"I think he's doing the right thing, I think by actually showing up to talk honestly about what the police could have done better and how he as the mayor could have done better," Brown said. "It shows that he's accountable for his city. Even if his actions are not exactly what residents wanted to see, he showed up."
Bennion said she attended the town hall and it seemed some appreciated Buttigieg's promise to investigate not only this particular incident but the department's policies on the whole.
It was a smart move for Buttigieg to respond to residents' requests to ask the Department of Justice to look into the shooting, Brown said, because it shows that he listened to the community's wishes. But he shouldn't stop there, she said - Buttigieg should also acknowledge broader institutional biases that lead to officer-involved shootings.
"They don't just happen out of nowhere," Brown said.
Buttigieg's campaign issued a statement Monday saying communities and police departments across the nation are in "crisis."
"Our American values are at stake in the need for us to address the deep mistrust of police and governments among communities of color, which flows directly from the consequences of systemic racism," the statement said.
Buttigieg's opponents' opportunity
Backlash from the shooting may be used against Buttigieg by other candidates moving forward, Sabato said, even though so far they have largely left him alone.
"I think they'll use this," Sabato said. "For a 37-year-old who's entire public office career has been mayor of a very small city, everything has to go perfectly to win a presidential nomination. Things haven't gone perfectly over the last week."
Buttigieg's position as an executive, not a legislator, is both an opportunity and a possible obstacle, Hershey said. He can prove himself as a leader, but he will be faced with challenges a senator or representative won't.
Most in the field are legislators, and Dion said as members of bodies with 100 or 435 people, they can explain issues away more easily than Buttigieg.
"The buck stops with the mayor or governor," Dion said. "Anything that goes wrong lands on your doorstep."
Buttigieg's unease among some in the community pre-dates the officer-invovled shooting. He also has been criticized by some in the black community for for having demoted the city's first black police chief and for demolishing hundreds of dilapidated homes in predominantly minority neighborhoods.
But Logan's shooting, in particular, has brought that rift to the surface.
The South Bend community, Bonds said, just wants to see pressure on the police department and action from Buttigieg in the form of an independent and full investigation..
"He's the mayor.
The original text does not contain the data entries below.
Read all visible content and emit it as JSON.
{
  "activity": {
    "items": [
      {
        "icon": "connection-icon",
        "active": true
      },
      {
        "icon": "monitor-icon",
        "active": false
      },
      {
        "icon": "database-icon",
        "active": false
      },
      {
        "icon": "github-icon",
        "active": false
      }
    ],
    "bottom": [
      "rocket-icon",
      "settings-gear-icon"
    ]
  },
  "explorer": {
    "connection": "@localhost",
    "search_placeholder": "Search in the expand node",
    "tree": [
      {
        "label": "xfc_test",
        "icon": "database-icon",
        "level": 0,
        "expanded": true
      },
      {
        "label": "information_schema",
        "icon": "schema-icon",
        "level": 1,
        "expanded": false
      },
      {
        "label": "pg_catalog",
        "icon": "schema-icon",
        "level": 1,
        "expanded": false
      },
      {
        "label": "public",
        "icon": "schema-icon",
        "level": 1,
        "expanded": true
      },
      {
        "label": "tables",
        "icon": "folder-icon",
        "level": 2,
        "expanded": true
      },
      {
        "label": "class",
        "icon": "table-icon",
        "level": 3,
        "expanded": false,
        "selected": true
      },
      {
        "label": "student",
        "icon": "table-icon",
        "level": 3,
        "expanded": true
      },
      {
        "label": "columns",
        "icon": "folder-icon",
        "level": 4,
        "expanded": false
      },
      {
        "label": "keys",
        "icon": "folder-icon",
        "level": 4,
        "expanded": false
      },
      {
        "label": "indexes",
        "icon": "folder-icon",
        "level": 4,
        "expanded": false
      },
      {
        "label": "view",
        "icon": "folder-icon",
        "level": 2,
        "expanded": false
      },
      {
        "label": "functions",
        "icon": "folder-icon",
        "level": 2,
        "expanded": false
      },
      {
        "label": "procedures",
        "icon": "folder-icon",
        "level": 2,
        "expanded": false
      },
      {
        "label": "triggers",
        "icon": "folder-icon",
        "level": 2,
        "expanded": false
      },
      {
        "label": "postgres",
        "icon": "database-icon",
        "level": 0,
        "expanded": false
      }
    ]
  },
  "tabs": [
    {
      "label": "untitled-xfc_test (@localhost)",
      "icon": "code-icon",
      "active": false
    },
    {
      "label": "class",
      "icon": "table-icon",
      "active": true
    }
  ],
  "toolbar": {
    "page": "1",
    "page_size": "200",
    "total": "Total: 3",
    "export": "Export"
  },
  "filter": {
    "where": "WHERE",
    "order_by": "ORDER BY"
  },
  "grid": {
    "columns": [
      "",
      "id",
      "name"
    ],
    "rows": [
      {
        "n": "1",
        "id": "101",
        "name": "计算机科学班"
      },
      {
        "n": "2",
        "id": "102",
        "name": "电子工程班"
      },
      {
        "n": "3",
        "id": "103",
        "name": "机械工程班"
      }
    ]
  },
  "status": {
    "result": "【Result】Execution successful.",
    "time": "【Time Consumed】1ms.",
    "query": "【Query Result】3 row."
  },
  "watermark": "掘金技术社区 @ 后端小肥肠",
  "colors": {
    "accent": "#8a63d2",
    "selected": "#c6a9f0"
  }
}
He knows what's going on," Bonds said. "Just do your job. That's all we ask of you."
This article originally appeared on Indianapolis Star: Pete Buttigieg's tense town hall might hurt - or help - his campaign